Thirty months, two and a half years. I know I keep saying that Ingrid is growing up, and of course it’s hardly news because that’s what all children do, but really I keep noticing how quickly she matures. The patterns of her movement, her facial expressions, all look more like those of an adult than those of a baby.

Life continues on a generally contented, positive path. No major upsets or mood swings. The only thing causing friction is boredom. It is becoming clearer all the time that Ingrid is a social creature, extroverted unlike both me and Eric, and loves to have people around her. She is happy at nursery, happy when we have guests or are visiting other people or at playgroup – and bored and clingy when it’s just the two of us at home.

When we spent the afternoon with Julia (her friend from nursery who lives across the street) and her sister, they played together with her toy kitchen and her balloons and the doll stroller, ran around, chased each other to the bedroom where they jumped up and down on the bed… full of energy.

On a normal weekday evening, on the other hand, Ingrid spends some time watching a movie, ideally with me keeping her company, then some time in the kitchen watching me prepare dinner or do the dishes, and then we read some. Perhaps we play a bit, together. She is totally not interested in playing with her toys on her own. For a while she enjoyed a computer game for small children, where she could make things happen by moving the mouse, but after a few weeks she lost interest, and the only thing she kept coming back to was a letter-matching game. She’s barely even interested in painting: several times now she’s told me she wants to paint, only to give up after a short while, and then spent more time washing up afterwards than she spent painting.

For doing “real” stuff is fun. Ingrid enjoyed planting bulbs and spreading fresh soil together with me. Now that it is warm outside, we go out to water the flowers, too. She’s getting good at pouring things: not just from the watering can (which doesn’t require much control, after all) but also pouring juice into her glass or cream into the saucepan. If the food is relatively solid, she’s sometimes served her own food, climbed down from the stepstool and carried her plate to the table, all on her own. With some guidance she can pour “one, two, three” measures of water into a pot, or a pinch of salt that I’ve poured onto her hand. And of course she can cut all sorts of bags and packaging, as well as herbs. Too bad all the veggies we eat tend to be crisp and crunchy and hard to cut, otherwise she could start practicing with a knife, too.

When we do play, our games tend to be small, random ones, things that we do on a whim, enjoy, and then occasionally come back to. Me pushing her over while she’s standing on the bed, which then evolves to her falling over when I barely poke her with a finger, and finally when I just point at her. Or word games: I say “ni ni ni… nina!” and she says “to to to… tool!” or “em em em… emme!”. Games with rules, where we are both supposed to do things a certain way, over and over again. But I’ve also noticed pretend play, when she picks up some invisible thing and tells me it’s peas or milk or some other thing I need to eat.

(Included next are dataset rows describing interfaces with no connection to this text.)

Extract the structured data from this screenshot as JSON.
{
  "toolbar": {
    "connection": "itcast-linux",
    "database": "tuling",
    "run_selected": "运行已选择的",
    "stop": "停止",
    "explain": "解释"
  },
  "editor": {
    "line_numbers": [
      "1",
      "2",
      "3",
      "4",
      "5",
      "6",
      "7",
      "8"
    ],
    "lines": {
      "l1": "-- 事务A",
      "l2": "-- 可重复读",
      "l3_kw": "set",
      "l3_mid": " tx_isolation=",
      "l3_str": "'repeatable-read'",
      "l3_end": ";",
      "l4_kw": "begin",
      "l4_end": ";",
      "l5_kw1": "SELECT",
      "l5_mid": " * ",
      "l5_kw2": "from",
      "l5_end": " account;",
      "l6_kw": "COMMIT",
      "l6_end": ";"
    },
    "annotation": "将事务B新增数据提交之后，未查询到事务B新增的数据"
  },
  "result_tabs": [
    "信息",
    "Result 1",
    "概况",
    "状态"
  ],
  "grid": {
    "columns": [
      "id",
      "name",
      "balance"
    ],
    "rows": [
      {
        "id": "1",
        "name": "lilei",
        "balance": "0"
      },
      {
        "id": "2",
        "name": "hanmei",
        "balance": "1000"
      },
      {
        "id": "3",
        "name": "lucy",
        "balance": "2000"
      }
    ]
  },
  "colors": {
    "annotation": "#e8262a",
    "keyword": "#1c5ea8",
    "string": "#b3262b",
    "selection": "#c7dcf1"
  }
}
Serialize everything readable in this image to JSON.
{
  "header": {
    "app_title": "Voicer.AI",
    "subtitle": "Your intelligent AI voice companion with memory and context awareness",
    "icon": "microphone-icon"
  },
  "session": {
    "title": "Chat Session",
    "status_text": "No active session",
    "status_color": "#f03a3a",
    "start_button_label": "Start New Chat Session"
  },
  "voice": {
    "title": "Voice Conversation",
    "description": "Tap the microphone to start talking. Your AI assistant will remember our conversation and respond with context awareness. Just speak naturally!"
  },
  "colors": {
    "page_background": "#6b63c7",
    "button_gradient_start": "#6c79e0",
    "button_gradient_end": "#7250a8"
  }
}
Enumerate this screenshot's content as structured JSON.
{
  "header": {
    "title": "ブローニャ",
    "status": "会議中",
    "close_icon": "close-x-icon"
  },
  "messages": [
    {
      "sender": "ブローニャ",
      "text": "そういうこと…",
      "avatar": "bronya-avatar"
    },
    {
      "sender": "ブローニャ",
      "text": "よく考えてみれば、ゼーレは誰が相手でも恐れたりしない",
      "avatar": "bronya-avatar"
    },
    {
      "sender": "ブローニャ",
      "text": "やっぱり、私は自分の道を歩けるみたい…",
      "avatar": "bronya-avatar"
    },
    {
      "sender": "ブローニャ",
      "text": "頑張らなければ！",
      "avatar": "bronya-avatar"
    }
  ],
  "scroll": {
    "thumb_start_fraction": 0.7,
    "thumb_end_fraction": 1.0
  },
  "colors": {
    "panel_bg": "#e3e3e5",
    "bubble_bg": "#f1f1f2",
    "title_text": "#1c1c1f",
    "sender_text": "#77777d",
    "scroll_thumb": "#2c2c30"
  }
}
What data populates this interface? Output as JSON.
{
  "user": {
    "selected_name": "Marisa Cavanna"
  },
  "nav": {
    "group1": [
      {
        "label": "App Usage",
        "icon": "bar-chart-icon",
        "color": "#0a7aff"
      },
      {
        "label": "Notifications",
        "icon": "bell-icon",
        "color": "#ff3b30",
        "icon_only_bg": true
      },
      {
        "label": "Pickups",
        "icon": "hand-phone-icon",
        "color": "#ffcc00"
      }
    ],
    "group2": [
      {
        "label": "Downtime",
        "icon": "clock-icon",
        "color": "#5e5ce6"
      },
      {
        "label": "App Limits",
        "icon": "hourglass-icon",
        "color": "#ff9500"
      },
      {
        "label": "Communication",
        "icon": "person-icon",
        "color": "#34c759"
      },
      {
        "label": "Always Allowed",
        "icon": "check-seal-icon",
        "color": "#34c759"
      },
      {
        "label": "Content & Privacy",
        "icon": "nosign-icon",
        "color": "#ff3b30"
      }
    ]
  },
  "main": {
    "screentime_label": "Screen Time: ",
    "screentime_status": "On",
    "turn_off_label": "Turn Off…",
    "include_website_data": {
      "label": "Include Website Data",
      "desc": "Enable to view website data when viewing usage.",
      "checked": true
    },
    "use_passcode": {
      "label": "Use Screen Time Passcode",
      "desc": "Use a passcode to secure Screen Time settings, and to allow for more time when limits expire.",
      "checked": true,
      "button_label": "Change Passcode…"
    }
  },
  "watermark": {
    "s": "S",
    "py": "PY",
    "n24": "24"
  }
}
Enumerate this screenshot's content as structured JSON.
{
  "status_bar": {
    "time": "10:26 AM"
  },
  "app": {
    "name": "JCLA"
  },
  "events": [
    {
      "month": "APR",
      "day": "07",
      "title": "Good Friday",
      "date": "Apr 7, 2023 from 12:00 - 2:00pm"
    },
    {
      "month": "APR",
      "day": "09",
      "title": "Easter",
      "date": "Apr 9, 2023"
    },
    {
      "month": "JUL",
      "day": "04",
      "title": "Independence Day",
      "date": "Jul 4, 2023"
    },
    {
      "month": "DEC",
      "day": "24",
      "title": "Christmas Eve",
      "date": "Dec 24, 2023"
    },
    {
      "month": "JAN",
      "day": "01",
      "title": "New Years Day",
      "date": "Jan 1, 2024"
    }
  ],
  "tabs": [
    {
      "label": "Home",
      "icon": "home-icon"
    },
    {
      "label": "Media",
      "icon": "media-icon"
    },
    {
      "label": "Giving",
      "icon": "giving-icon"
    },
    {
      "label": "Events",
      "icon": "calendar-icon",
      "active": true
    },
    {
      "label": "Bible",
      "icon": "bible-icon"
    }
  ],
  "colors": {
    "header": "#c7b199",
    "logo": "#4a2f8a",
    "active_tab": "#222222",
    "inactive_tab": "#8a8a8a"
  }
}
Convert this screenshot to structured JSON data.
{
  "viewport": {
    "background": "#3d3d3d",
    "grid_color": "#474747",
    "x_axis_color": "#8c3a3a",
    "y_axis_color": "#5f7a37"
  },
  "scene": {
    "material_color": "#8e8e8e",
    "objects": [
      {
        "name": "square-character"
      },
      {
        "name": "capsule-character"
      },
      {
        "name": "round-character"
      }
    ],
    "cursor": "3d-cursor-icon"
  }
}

Rules are important. Rules are good, because it is easier for her to understand and accept a rule, than to accept daily negotiation. No shoes outside the hall. Teeth must be brushed every evening. Three small pieces or one large piece of candy in the afternoon when we get home, and then no more.

Speaking of candy, Ingrid has now learned to like ice cream, too. Until recently she’s enjoyed the taste but not the coldness. While we had to have rules about candy, we’ve never had to think about ice cream, because she just wasn’t interested. But now she takes tiny spoonfuls and actually eats them, and wants more. Other foods she likes just now: bell peppers, Kalles Kaviar (both long-time favourites), prunes, dates, peas, boiled eggs, bread dipped in soup.

She has learned about milk moustaches and found the concept so funny that she insists on drinking her yoghurt instead of eating it with a spoon, just so she can then show off her yoghurt moustache. Milk, by the way, becomes “coffee” when there is a spoon in the glass while she’s drinking from it.

Some practical stuff to finish this post off – less interesting to read now, but I think I will find this useful later on. Ingrid can now put on most clothes on her own, although trousers often end up backwards and shoes sometimes go on the wrong foot, and the sleeves on tight tops are difficult. On the other hand, she can manage gloves without any help at all.

Potty accidents still happen, but nowadays we almost always make it to the potty in time to catch the pee. With poo, unfortunately, making it to the potty is still the exception rather than the norm. But on the whole I have enough confidence in her potty skills to leave nappies off even when we’re going out on a longer trip, and just take the potty with us. (She doesn’t like big toilets.)

No change in sleeping habits since I reintroduced a fixed-ish bedtime. We start our evening routine around 8: brush the teeth, get a nappy on, choose a book, go to bed, maybe put the pyjamas on or maybe keep the t-shirt, read the book, fall asleep while I sit by the side of the bed. Asleep by 9, most days. Never wakes at night, now, but starts to get restless around 6 in the morning. At that point she sleepily rolls closer to me and puts a hand or a foot somewhere on my body, and goes back to sleep.